When looking for a tax professional, choose carefully. We recommend that you hire a credentialed tax professional such as Tax Samaritan that is an Enrolled Agent (America’s Tax Experts). If you are a US taxpayer overseas, we further recommend that you seek a professional who is experienced in expat tax preparation, like Tax Samaritan (most tax professionals have limited to no experience with the unique tax issues of expat taxpayers).
Randall Brody is an enrolled agent, licensed by the US Department of the Treasury to represent taxpayers before the IRS for audits, collections and appeals.
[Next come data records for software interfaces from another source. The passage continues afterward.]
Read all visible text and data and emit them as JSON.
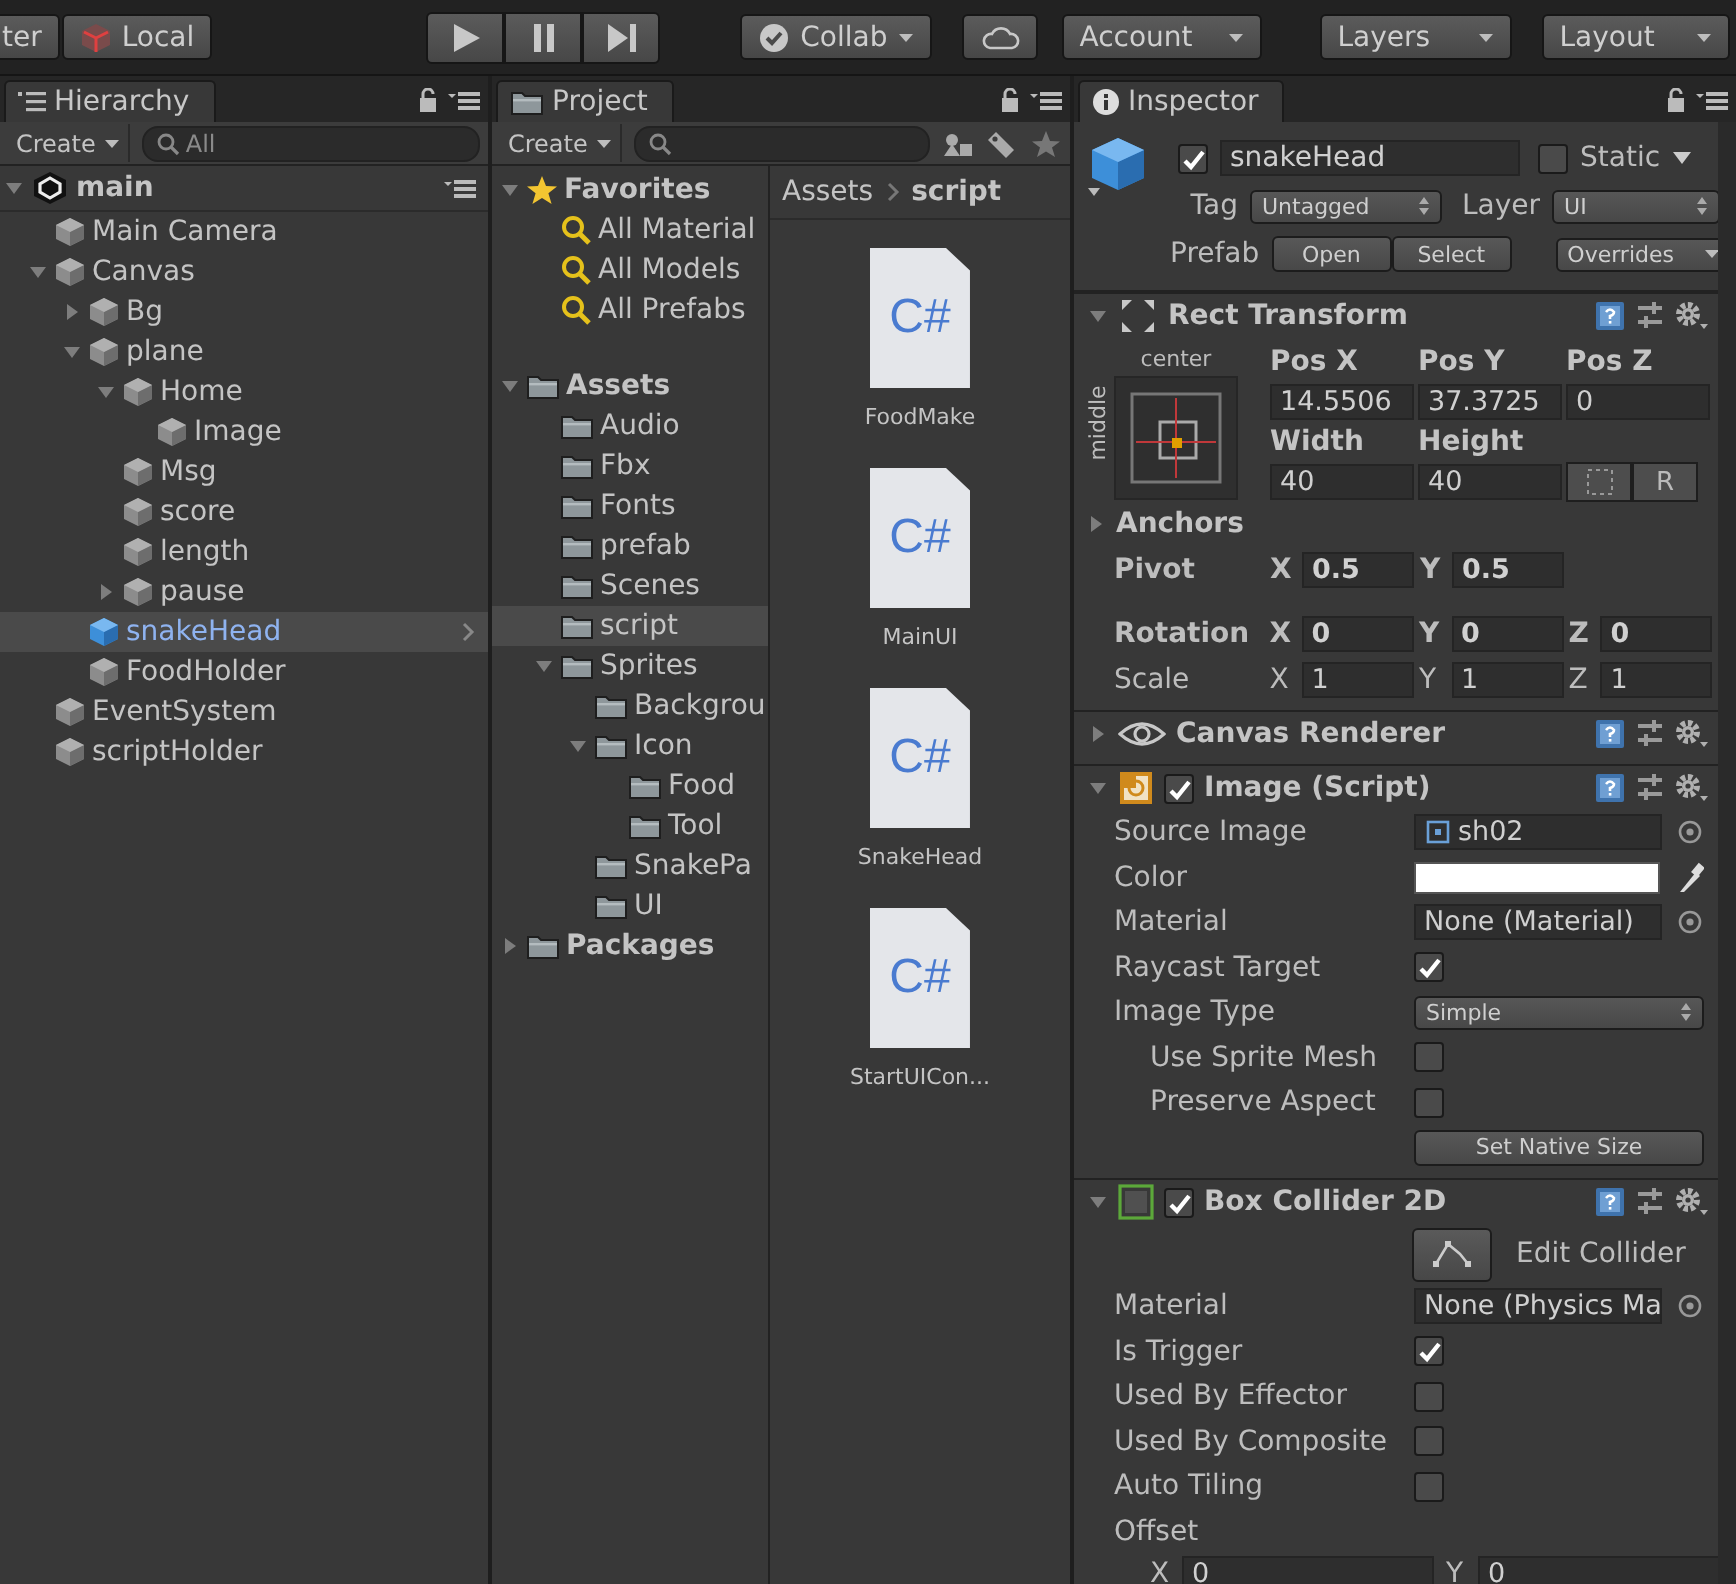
{
  "toolbar": {
    "pivot_label": "ter",
    "space_label": "Local",
    "collab": "Collab",
    "account": "Account",
    "layers": "Layers",
    "layout": "Layout"
  },
  "hierarchy": {
    "title": "Hierarchy",
    "create": "Create",
    "search_placeholder": "All",
    "scene": "main",
    "items": [
      {
        "label": "Main Camera",
        "prefab": false,
        "selected": false
      },
      {
        "label": "Canvas",
        "expanded": true,
        "prefab": false,
        "selected": false,
        "children": [
          {
            "label": "Bg",
            "expanded": false,
            "prefab": false,
            "selected": false
          },
          {
            "label": "plane",
            "expanded": true,
            "prefab": false,
            "selected": false,
            "children": [
              {
                "label": "Home",
                "expanded": true,
                "prefab": false,
                "selected": false,
                "children": [
                  {
                    "label": "Image",
                    "prefab": false,
                    "selected": false
                  }
                ]
              },
              {
                "label": "Msg",
                "prefab": false,
                "selected": false
              },
              {
                "label": "score",
                "prefab": false,
                "selected": false
              },
              {
                "label": "length",
                "prefab": false,
                "selected": false
              },
              {
                "label": "pause",
                "expanded": false,
                "prefab": false,
                "selected": false
              }
            ]
          },
          {
            "label": "snakeHead",
            "prefab": true,
            "selected": true
          },
          {
            "label": "FoodHolder",
            "prefab": false,
            "selected": false
          }
        ]
      },
      {
        "label": "EventSystem",
        "prefab": false,
        "selected": false
      },
      {
        "label": "scriptHolder",
        "prefab": false,
        "selected": false
      }
    ]
  },
  "project": {
    "title": "Project",
    "create": "Create",
    "tree": [
      {
        "label": "Favorites",
        "kind": "favorites",
        "expanded": true,
        "selected": false,
        "children": [
          {
            "label": "All Material",
            "kind": "search",
            "selected": false
          },
          {
            "label": "All Models",
            "kind": "search",
            "selected": false
          },
          {
            "label": "All Prefabs",
            "kind": "search",
            "selected": false
          }
        ]
      },
      {
        "label": "Assets",
        "kind": "root",
        "expanded": true,
        "selected": false,
        "children": [
          {
            "label": "Audio",
            "kind": "folder",
            "selected": false
          },
          {
            "label": "Fbx",
            "kind": "folder",
            "selected": false
          },
          {
            "label": "Fonts",
            "kind": "folder",
            "selected": false
          },
          {
            "label": "prefab",
            "kind": "folder",
            "selected": false
          },
          {
            "label": "Scenes",
            "kind": "folder",
            "selected": false
          },
          {
            "label": "script",
            "kind": "folder",
            "selected": true
          },
          {
            "label": "Sprites",
            "kind": "folder",
            "expanded": true,
            "selected": false,
            "children": [
              {
                "label": "Backgrou",
                "kind": "folder",
                "selected": false
              },
              {
                "label": "Icon",
                "kind": "folder",
                "expanded": true,
                "selected": false,
                "children": [
                  {
                    "label": "Food",
                    "kind": "folder",
                    "selected": false
                  },
                  {
                    "label": "Tool",
                    "kind": "folder",
                    "selected": false
                  }
                ]
              },
              {
                "label": "SnakePa",
                "kind": "folder",
                "selected": false
              },
              {
                "label": "UI",
                "kind": "folder",
                "selected": false
              }
            ]
          }
        ]
      },
      {
        "label": "Packages",
        "kind": "root",
        "expanded": false,
        "selected": false
      }
    ],
    "breadcrumb": [
      "Assets",
      "script"
    ],
    "files": [
      {
        "name": "FoodMake",
        "badge": "C#"
      },
      {
        "name": "MainUI",
        "badge": "C#"
      },
      {
        "name": "SnakeHead",
        "badge": "C#"
      },
      {
        "name": "StartUICon...",
        "badge": "C#"
      }
    ]
  },
  "inspector": {
    "title": "Inspector",
    "object": {
      "active": true,
      "name": "snakeHead",
      "static": false,
      "static_label": "Static",
      "tag_label": "Tag",
      "tag": "Untagged",
      "layer_label": "Layer",
      "layer": "UI",
      "prefab_label": "Prefab",
      "prefab_buttons": [
        "Open",
        "Select"
      ],
      "overrides": "Overrides"
    },
    "components": [
      {
        "kind": "rect_transform",
        "title": "Rect Transform",
        "expanded": true,
        "anchor_h": "center",
        "anchor_v": "middle",
        "columns": [
          {
            "header": "Pos X",
            "value": "14.5506"
          },
          {
            "header": "Pos Y",
            "value": "37.3725"
          },
          {
            "header": "Pos Z",
            "value": "0"
          },
          {
            "header": "Width",
            "value": "40"
          },
          {
            "header": "Height",
            "value": "40"
          }
        ],
        "raw_label": "R",
        "anchors": {
          "label": "Anchors",
          "expanded": false
        },
        "rows": [
          {
            "label": "Pivot",
            "overridden": true,
            "fields": [
              {
                "axis": "X",
                "value": "0.5"
              },
              {
                "axis": "Y",
                "value": "0.5"
              }
            ]
          },
          {
            "label": "Rotation",
            "overridden": true,
            "fields": [
              {
                "axis": "X",
                "value": "0"
              },
              {
                "axis": "Y",
                "value": "0"
              },
              {
                "axis": "Z",
                "value": "0"
              }
            ]
          },
          {
            "label": "Scale",
            "overridden": false,
            "fields": [
              {
                "axis": "X",
                "value": "1"
              },
              {
                "axis": "Y",
                "value": "1"
              },
              {
                "axis": "Z",
                "value": "1"
              }
            ]
          }
        ]
      },
      {
        "kind": "renderer",
        "title": "Canvas Renderer",
        "expanded": false
      },
      {
        "kind": "image",
        "title": "Image (Script)",
        "expanded": true,
        "enabled": true,
        "props": [
          {
            "kind": "object",
            "label": "Source Image",
            "value": "sh02",
            "sprite": true
          },
          {
            "kind": "color",
            "label": "Color",
            "color": "#ffffff"
          },
          {
            "kind": "object",
            "label": "Material",
            "value": "None (Material)",
            "sprite": false
          },
          {
            "kind": "checkbox",
            "label": "Raycast Target",
            "checked": true,
            "indented": false
          },
          {
            "kind": "dropdown",
            "label": "Image Type",
            "value": "Simple"
          },
          {
            "kind": "checkbox",
            "label": "Use Sprite Mesh",
            "checked": false,
            "indented": true
          },
          {
            "kind": "checkbox",
            "label": "Preserve Aspect",
            "checked": false,
            "indented": true
          },
          {
            "kind": "button",
            "label": "Set Native Size"
          }
        ]
      },
      {
        "kind": "collider",
        "title": "Box Collider 2D",
        "expanded": true,
        "enabled": true,
        "props": [
          {
            "kind": "edit",
            "label": "Edit Collider"
          },
          {
            "kind": "object",
            "label": "Material",
            "value": "None (Physics Ma",
            "sprite": false
          },
          {
            "kind": "checkbox",
            "label": "Is Trigger",
            "checked": true,
            "indented": false
          },
          {
            "kind": "checkbox",
            "label": "Used By Effector",
            "checked": false,
            "indented": false
          },
          {
            "kind": "checkbox",
            "label": "Used By Composite",
            "checked": false,
            "indented": false
          },
          {
            "kind": "checkbox",
            "label": "Auto Tiling",
            "checked": false,
            "indented": false
          },
          {
            "kind": "vector",
            "label": "Offset",
            "fields": [
              {
                "axis": "X",
                "value": "0"
              },
              {
                "axis": "Y",
                "value": "0"
              }
            ]
          }
        ]
      }
    ]
  }
}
To attain the enrolled agent designation, candidates must demonstrate expertise in taxation, fulfill continuing education credits and adhere to a stringent code of ethics.
Every effort has been taken to provide the most accurate and honest analysis of the tax information provided in this blog. Please use your discretion before making any decisions based on the information provided. This blog is not intended to be a substitute for seeking professional tax advice based on your individual needs.